BEGIN Supplied entries

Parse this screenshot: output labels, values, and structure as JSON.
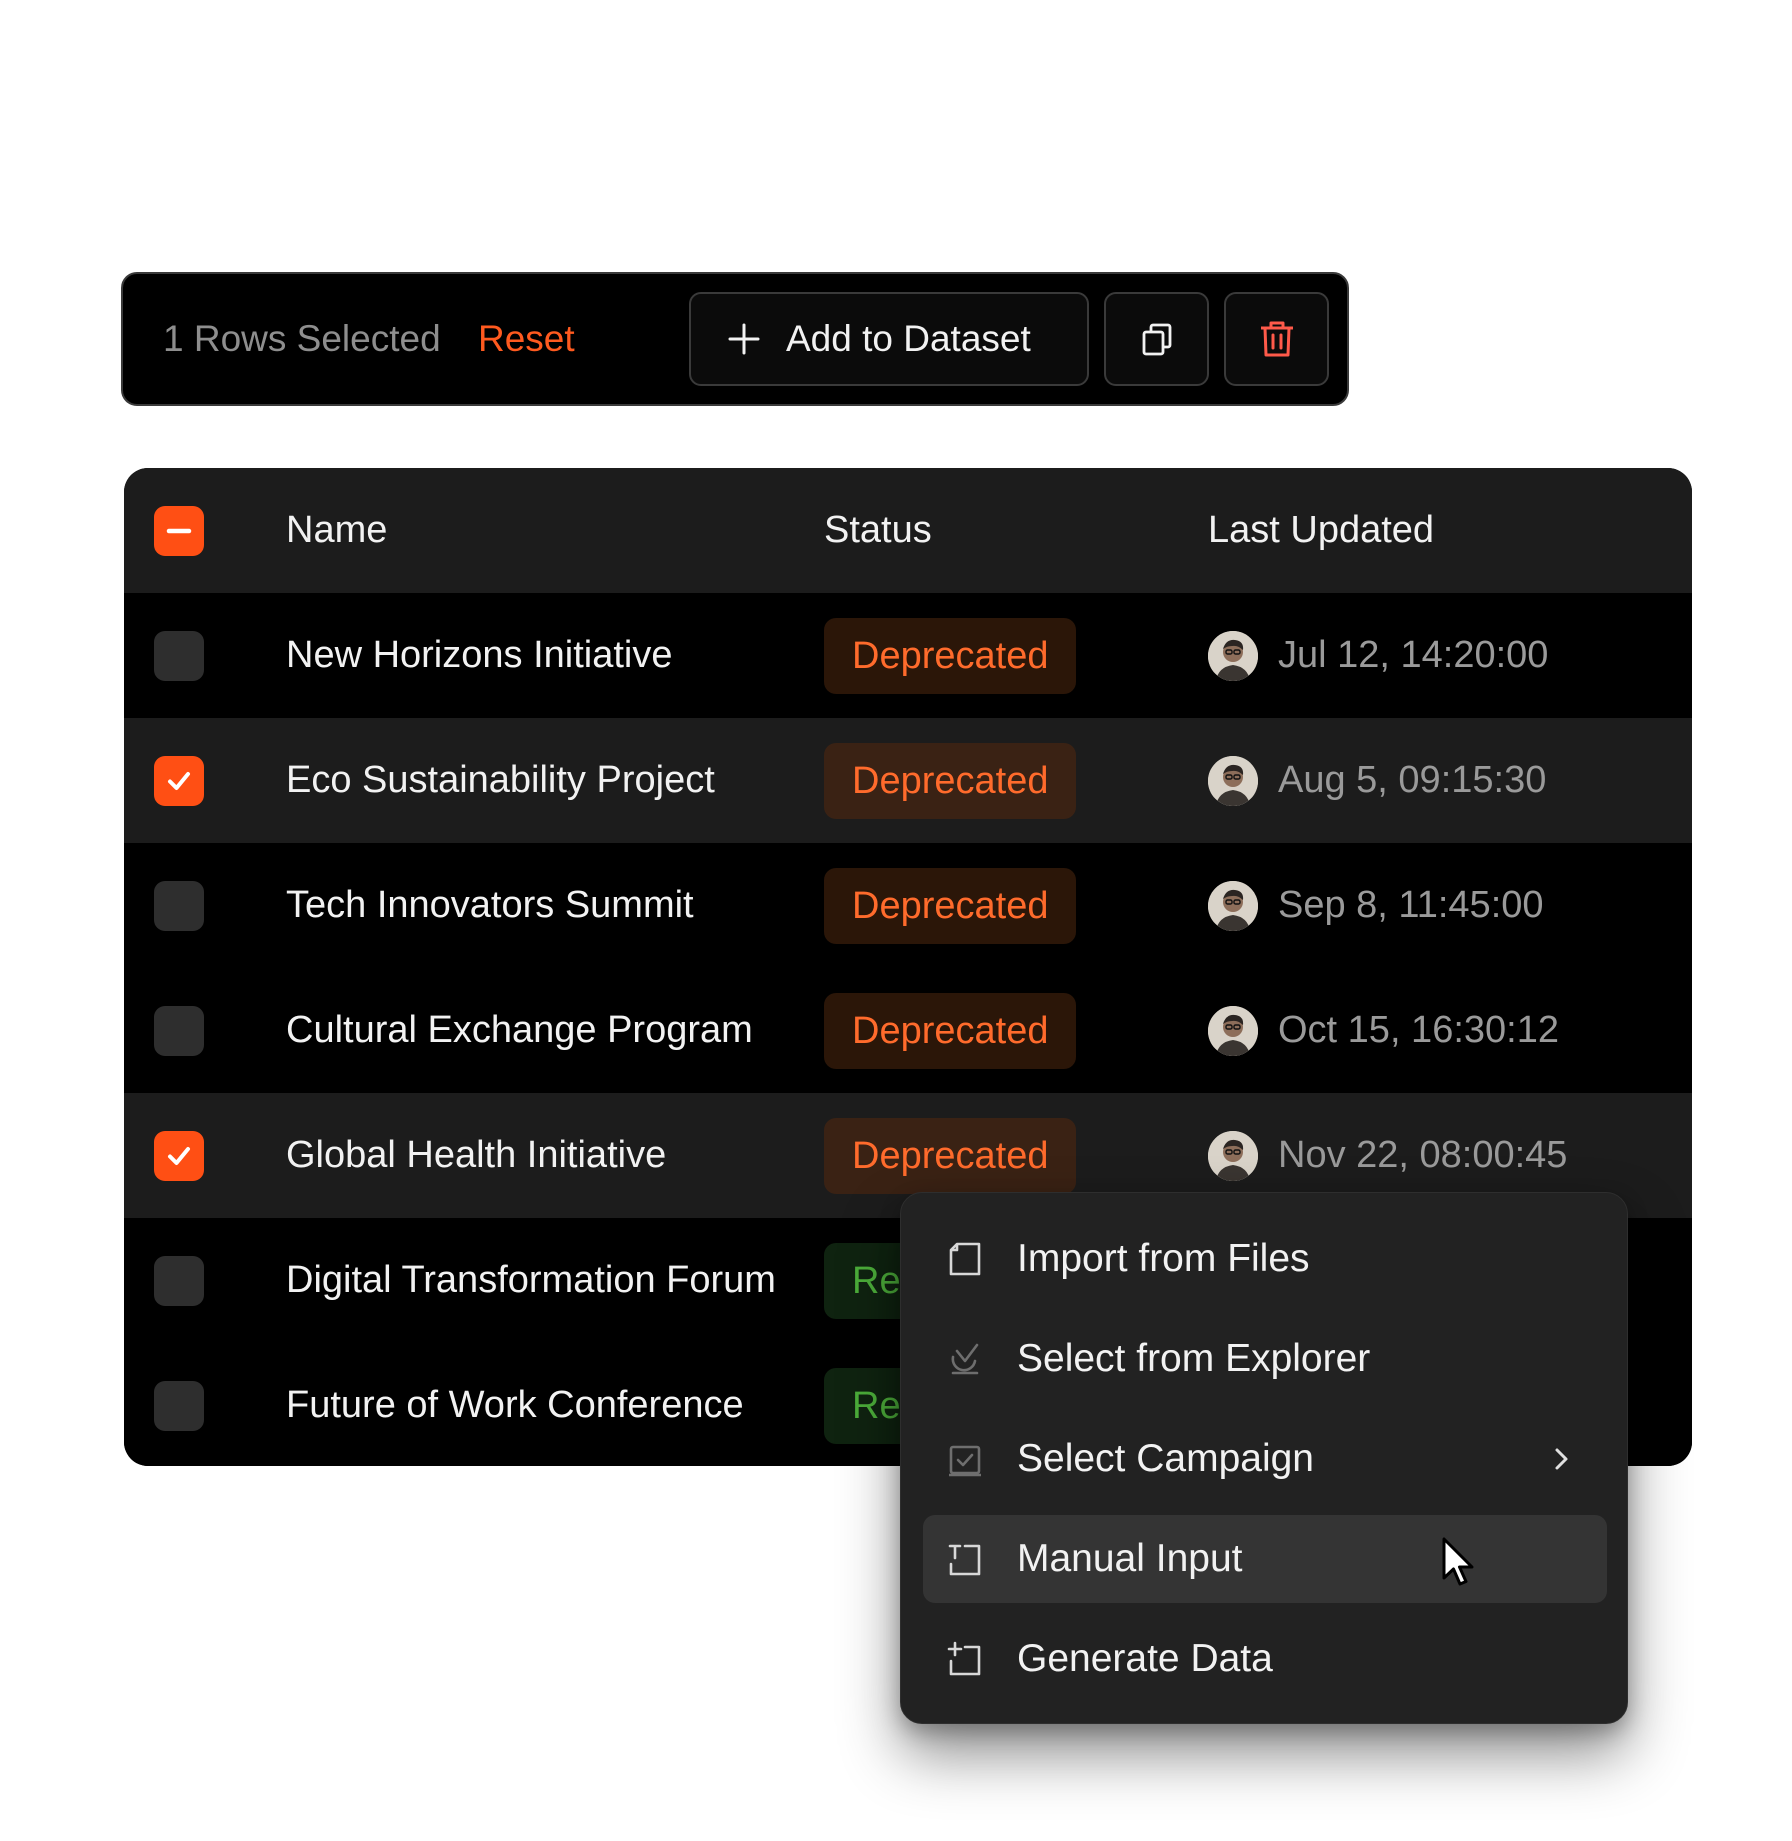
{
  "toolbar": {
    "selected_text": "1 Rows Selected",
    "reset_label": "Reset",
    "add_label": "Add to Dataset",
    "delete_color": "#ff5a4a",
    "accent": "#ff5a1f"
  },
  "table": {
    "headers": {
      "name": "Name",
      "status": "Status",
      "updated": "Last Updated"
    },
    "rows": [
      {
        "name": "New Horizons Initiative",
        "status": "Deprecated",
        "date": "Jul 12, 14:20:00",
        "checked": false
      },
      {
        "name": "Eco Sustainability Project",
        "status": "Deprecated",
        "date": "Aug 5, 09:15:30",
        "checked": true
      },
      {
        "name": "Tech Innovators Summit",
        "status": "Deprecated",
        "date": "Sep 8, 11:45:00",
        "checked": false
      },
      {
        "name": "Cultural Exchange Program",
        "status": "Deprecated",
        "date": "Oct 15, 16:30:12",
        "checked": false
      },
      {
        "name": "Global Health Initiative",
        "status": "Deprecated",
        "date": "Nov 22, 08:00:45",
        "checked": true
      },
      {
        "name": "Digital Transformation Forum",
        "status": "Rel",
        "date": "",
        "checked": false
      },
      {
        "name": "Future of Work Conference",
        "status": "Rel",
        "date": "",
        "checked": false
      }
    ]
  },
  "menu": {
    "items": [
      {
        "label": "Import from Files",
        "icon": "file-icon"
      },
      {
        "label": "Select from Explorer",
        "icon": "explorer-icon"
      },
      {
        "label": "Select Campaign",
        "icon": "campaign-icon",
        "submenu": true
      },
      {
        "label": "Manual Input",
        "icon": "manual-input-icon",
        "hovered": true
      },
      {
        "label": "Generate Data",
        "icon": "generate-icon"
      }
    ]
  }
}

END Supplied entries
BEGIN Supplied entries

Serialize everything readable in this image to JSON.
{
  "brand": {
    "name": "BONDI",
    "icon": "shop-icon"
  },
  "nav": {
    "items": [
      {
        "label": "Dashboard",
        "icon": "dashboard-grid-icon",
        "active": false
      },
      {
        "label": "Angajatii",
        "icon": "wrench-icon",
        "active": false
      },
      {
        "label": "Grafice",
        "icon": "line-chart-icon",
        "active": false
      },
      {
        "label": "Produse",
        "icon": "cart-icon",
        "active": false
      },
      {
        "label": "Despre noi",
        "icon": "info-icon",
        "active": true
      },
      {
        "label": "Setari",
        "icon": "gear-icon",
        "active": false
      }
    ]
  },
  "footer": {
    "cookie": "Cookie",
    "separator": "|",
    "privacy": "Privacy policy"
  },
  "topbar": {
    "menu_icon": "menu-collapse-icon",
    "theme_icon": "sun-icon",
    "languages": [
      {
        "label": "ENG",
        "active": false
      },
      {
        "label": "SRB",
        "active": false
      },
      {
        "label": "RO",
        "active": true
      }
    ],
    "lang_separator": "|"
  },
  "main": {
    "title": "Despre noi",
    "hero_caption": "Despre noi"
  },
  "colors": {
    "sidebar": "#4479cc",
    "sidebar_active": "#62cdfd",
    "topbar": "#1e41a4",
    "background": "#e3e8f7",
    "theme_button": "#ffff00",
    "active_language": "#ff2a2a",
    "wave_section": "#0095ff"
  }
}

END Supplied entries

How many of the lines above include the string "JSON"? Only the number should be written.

2